"We're going over in a safe area," she told the 5-year-olds. Then, she opened a book and started to read." ~Kindergarten Teacher, Sandy Hook Elementary School
This is what we have to offer you today in the aftermath of the inexplicable. Come. Open a book. Start to read. Hold them close and revisit old friends together; Curious George, The Cat in the Hat, Arthur, The Little Engine That Could.
Or stay at home and do the same. Find the books in the bookcase with the dog-eared pages and the tell-tale bite marks on the spine; the ones you can probably recite without looking at the pages. Choose the one with the coffee ring on the cover for having been on the bedside table every night.
Favorite stories are steadfast old friends to count on in times of trouble.
It is clear from the resources we have gathered below that one of the best things we can all do is simply reassure children that many people - their family, their teachers, their neighbors, the people at day care or church or the library love and care about them and are looking out for their safety.
“Piglet sidled up to Pooh from behind. "Pooh?" he whispered. "Yes, Piglet?" "Nothing," said Piglet, taking Pooh's hand. "I just wanted to be sure of you.” ~ A.A. Milne, Winnie-the-Pooh
Professional Advice about Helping Children Cope with Violence and Tragic Events:
- The Fred Rogers Company: Tragic Events Fred Rogers Talks About Tragic Events in the News

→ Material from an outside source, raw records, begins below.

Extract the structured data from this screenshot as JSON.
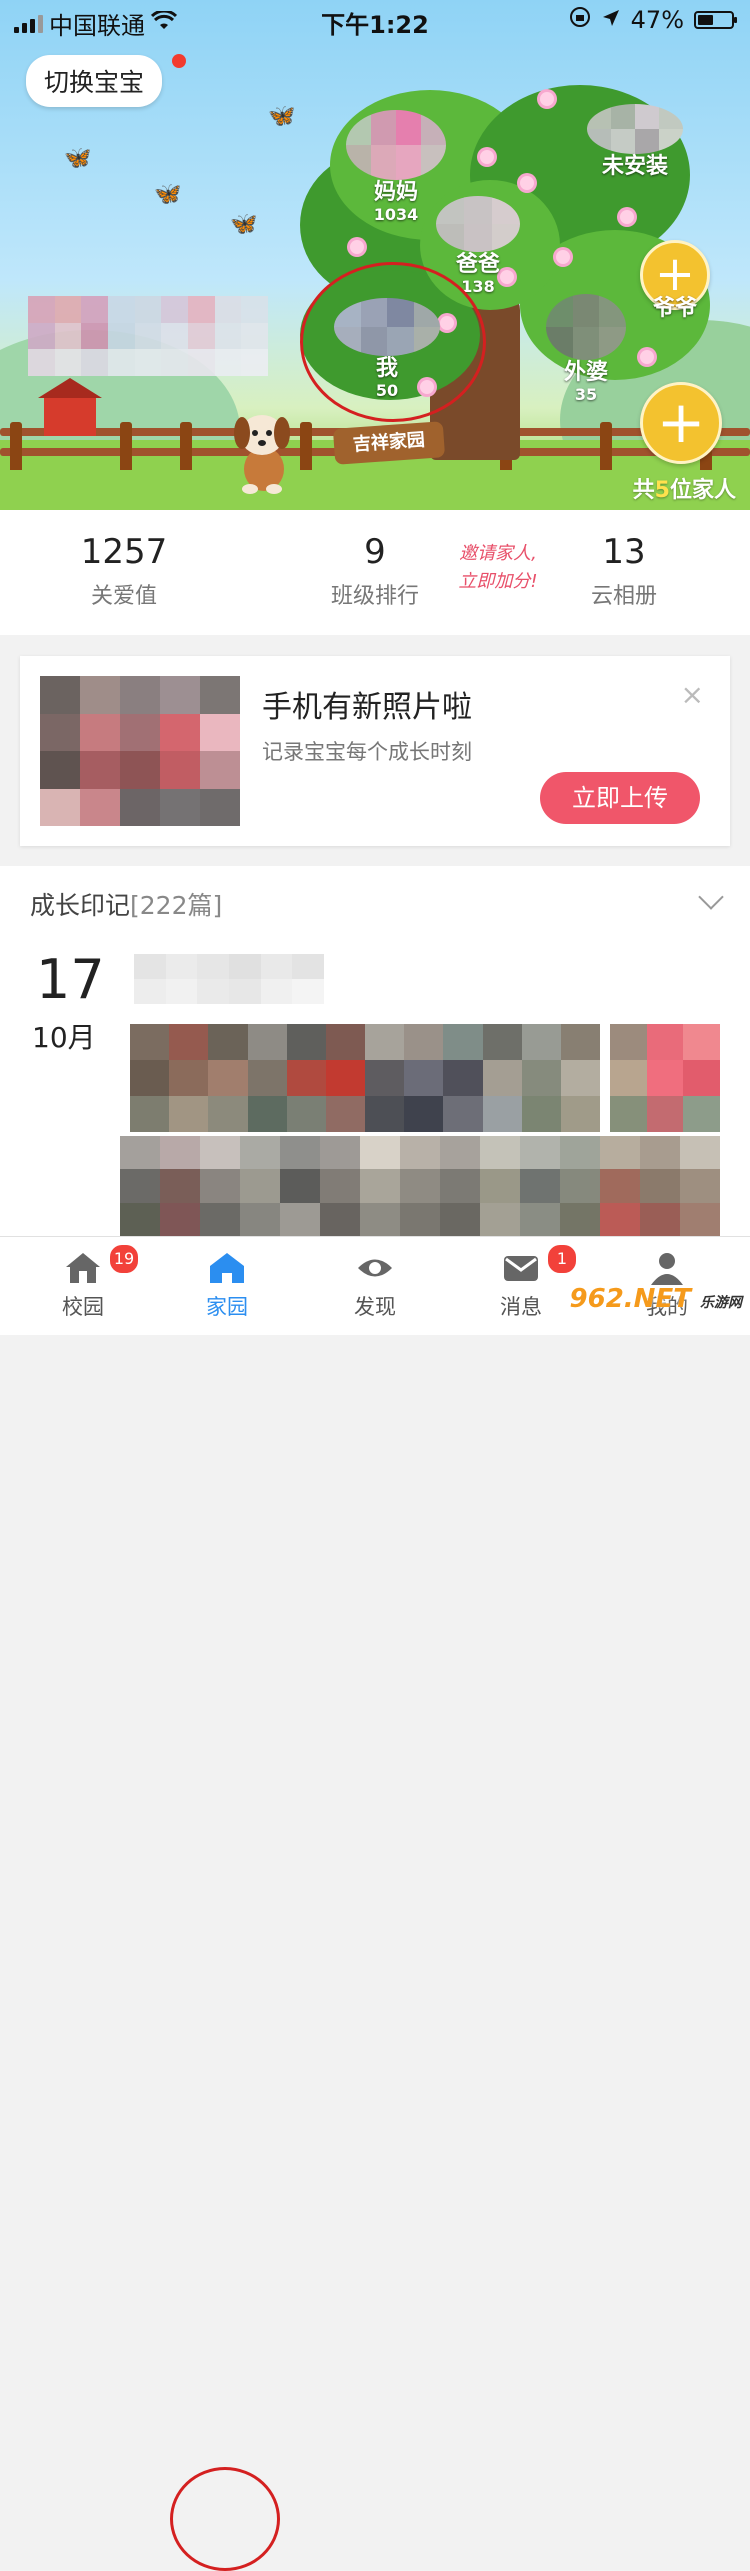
{
  "status_bar": {
    "carrier": "中国联通",
    "time": "下午1:22",
    "battery": "47%",
    "battery_level": 0.47
  },
  "hero": {
    "switch_label": "切换宝宝",
    "sign_text": "吉祥家园",
    "members": [
      {
        "name": "妈妈",
        "score": "1034"
      },
      {
        "name": "未安装",
        "score": ""
      },
      {
        "name": "爸爸",
        "score": "138"
      },
      {
        "name": "我",
        "score": "50"
      },
      {
        "name": "外婆",
        "score": "35"
      }
    ],
    "add_member_label": "爷爷",
    "family_prefix": "共",
    "family_count": "5",
    "family_suffix": "位家人"
  },
  "stats": [
    {
      "value": "1257",
      "label": "关爱值"
    },
    {
      "value": "9",
      "label": "班级排行"
    },
    {
      "value": "13",
      "label": "云相册"
    }
  ],
  "invite": {
    "line1": "邀请家人,",
    "line2": "立即加分!"
  },
  "photo_card": {
    "title": "手机有新照片啦",
    "subtitle": "记录宝宝每个成长时刻",
    "close": "×",
    "upload_label": "立即上传"
  },
  "growth": {
    "title": "成长印记",
    "count": "[222篇]",
    "day": "17",
    "month": "10月"
  },
  "tabbar": {
    "tabs": [
      {
        "label": "校园",
        "badge": "19"
      },
      {
        "label": "家园",
        "badge": ""
      },
      {
        "label": "发现",
        "badge": ""
      },
      {
        "label": "消息",
        "badge": "1"
      },
      {
        "label": "我的",
        "badge": ""
      }
    ]
  },
  "watermark": {
    "main": "962.NET",
    "sub": "乐游网"
  },
  "colors": {
    "accent_blue": "#2b8ef0",
    "upload_red": "#f0566a",
    "tree_gold": "#f3c22f",
    "badge_red": "#f2413a"
  }
}
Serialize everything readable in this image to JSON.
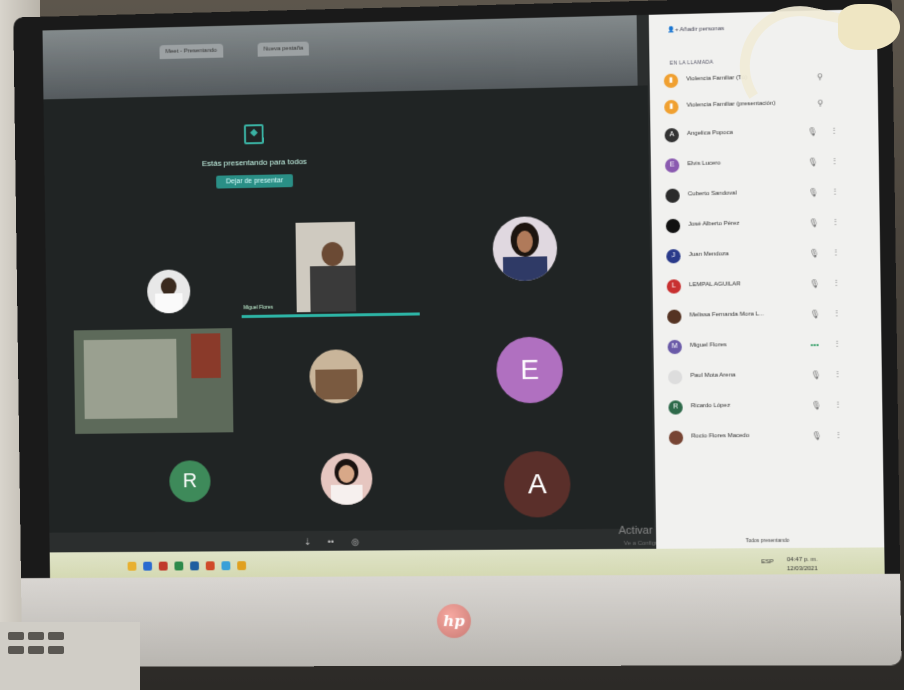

- El Señor Rogers: Cómo ayudar a los niños con acontecimientos trágicos en las noticias
- Children's BBC: Advice if You Are Upset By the News
- KidsHealth: How to Talk to Your Child About the News
- Common Sense Media: Explaining the News to Kids
- Laura Bush's Letter to Elementary School Students, September 12, 2001
- The National Institute of Health: Coping With Trauma after Violence and Disasters
- Boston Children's Hospital: Talking to Children After Tragedy
- Resources To Help Families Deal with Traumatic News
- PBS Arthur Special Program: Helping Our Children Feel Safe
- National Association of School Psychologists: Helping Children Cope
- LA Times: Helping Children Cope With Tragedy
|While favorite stories are comforting and familiar, you may find that it would be helpful to read a book together that helps your child understand feeling afraid or anxious; or answers questions he or she might have about death. Below are several children's books that address separation anxiety, fear and grief. These are just a small sampling to show you the kinds of books that are available. Also listed are some parenting books about helping a child cope with anxiety. Click on any book jacket to go directly to the online catalog to make a request with your IndyPL Library Card, or visit any of our branch locations. IndyPL librarians would be happy to help you find books like these. NOTE: The first two titles, Owl Babies and The Kissing Hand, you can watch right now online - no waiting. Both are about learning to cope with separation anxiety.|
||Watch Owl Babies - Three baby owls panic when they awaken one night and find their mother gone, worrying about what has happened to her and becoming frightened by all the scary things that surround them in the dark.|
More FREE Online Reading: